■ Brief ■
Count the lines in the entries that contain "taskbar". Say the number and nothing more.

■ Dataset content ■
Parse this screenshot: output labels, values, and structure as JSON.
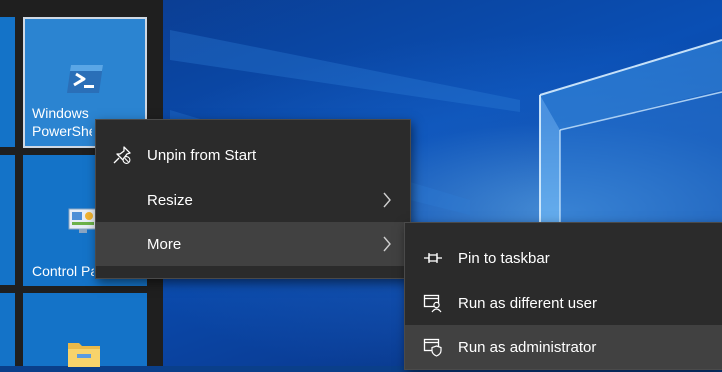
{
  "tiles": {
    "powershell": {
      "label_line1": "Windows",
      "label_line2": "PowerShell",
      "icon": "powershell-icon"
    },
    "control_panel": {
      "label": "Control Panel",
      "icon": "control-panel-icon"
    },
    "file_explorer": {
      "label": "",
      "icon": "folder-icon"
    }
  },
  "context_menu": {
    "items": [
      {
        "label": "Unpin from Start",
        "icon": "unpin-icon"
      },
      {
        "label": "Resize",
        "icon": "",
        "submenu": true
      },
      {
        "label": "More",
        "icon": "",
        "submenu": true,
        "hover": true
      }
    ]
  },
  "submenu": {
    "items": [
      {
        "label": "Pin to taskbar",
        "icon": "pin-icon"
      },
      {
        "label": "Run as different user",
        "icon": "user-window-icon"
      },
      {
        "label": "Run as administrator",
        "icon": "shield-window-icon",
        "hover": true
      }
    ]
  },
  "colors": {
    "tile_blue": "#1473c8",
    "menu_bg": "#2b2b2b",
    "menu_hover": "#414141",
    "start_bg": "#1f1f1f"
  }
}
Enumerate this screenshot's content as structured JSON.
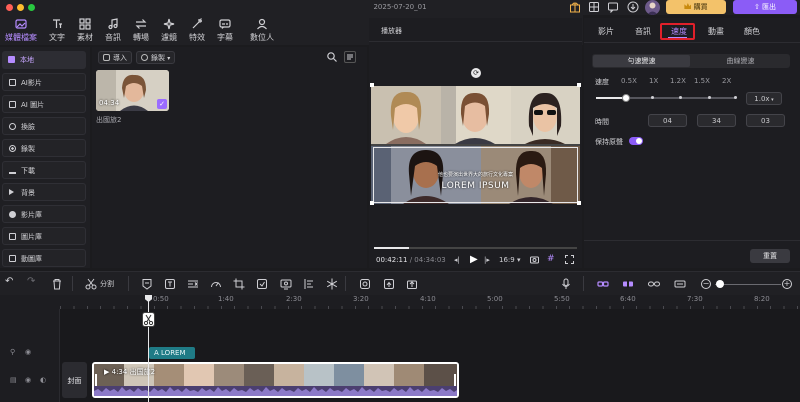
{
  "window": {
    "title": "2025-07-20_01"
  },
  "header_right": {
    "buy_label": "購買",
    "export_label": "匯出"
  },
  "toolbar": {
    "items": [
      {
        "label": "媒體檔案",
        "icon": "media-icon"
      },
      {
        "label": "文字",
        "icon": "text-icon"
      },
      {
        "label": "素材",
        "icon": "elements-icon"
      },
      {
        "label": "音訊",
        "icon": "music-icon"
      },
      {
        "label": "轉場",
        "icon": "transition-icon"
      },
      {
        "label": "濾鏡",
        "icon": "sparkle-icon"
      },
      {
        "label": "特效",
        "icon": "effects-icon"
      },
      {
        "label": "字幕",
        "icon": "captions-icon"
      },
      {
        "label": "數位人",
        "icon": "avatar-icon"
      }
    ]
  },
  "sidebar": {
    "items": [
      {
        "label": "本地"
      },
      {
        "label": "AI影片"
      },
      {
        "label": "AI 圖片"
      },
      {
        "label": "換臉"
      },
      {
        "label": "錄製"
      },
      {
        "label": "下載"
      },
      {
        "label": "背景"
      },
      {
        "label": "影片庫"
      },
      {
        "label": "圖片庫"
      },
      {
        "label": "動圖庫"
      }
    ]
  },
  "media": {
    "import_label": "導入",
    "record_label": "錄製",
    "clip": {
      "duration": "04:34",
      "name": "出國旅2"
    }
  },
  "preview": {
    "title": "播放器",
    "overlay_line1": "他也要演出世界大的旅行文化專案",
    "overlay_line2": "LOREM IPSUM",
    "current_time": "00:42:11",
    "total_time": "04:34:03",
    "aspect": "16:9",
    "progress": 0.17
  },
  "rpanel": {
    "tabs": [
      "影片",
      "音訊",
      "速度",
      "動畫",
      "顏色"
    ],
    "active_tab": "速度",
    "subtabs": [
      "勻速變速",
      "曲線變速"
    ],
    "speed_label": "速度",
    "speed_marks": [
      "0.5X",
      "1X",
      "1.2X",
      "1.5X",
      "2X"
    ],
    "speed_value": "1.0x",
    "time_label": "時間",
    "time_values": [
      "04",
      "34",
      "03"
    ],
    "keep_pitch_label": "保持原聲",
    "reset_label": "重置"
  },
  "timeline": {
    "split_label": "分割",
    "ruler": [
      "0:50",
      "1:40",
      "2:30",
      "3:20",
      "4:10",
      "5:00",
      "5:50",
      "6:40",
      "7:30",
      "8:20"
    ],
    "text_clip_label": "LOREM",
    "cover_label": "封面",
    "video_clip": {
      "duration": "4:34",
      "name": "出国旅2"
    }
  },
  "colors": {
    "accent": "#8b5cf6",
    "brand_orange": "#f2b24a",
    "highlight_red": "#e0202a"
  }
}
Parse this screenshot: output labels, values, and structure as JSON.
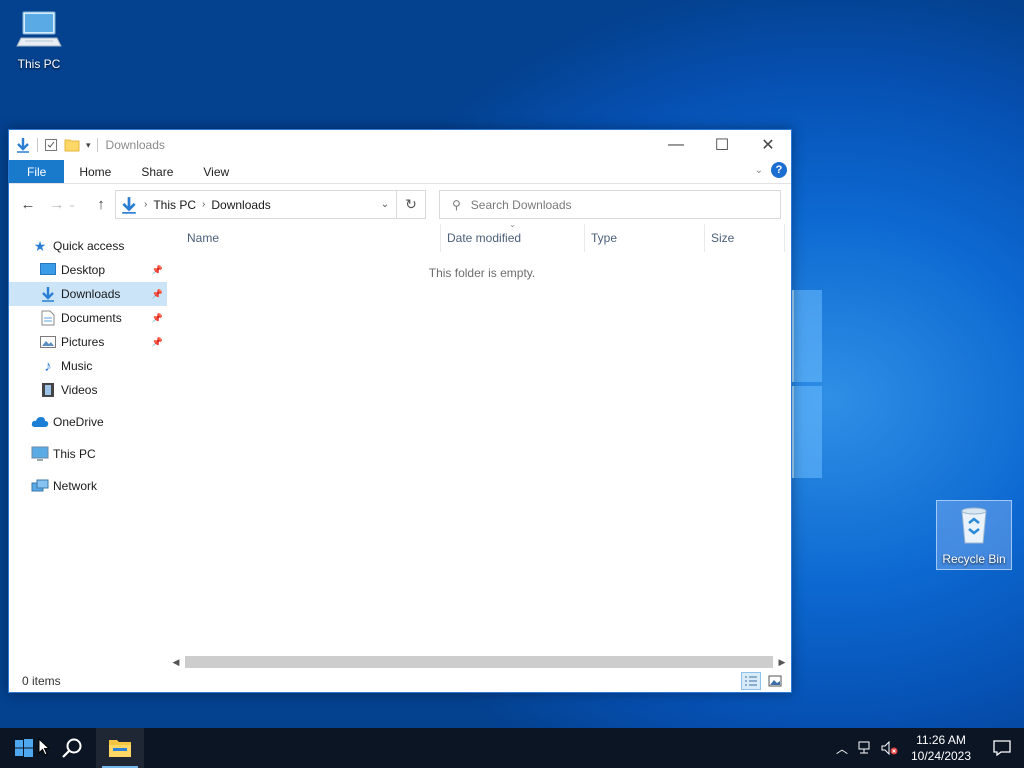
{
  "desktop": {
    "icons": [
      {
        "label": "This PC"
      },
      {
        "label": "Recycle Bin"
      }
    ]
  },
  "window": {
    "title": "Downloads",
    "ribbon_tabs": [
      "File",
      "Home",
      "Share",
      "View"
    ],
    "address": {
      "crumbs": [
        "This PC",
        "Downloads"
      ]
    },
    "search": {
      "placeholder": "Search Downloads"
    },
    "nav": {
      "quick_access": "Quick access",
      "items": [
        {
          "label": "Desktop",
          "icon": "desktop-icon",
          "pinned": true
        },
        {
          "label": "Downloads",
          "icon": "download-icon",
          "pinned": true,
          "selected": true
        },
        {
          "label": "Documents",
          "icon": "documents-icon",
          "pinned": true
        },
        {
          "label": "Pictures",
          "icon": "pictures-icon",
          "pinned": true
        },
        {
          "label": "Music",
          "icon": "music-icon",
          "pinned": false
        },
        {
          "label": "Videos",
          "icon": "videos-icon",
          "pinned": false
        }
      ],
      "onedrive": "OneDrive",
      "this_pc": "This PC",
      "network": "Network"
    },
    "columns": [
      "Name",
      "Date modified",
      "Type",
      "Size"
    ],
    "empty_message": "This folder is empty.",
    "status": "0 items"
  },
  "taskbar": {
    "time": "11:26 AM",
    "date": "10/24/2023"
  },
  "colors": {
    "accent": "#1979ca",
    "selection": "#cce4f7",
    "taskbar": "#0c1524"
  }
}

■ Result ■
3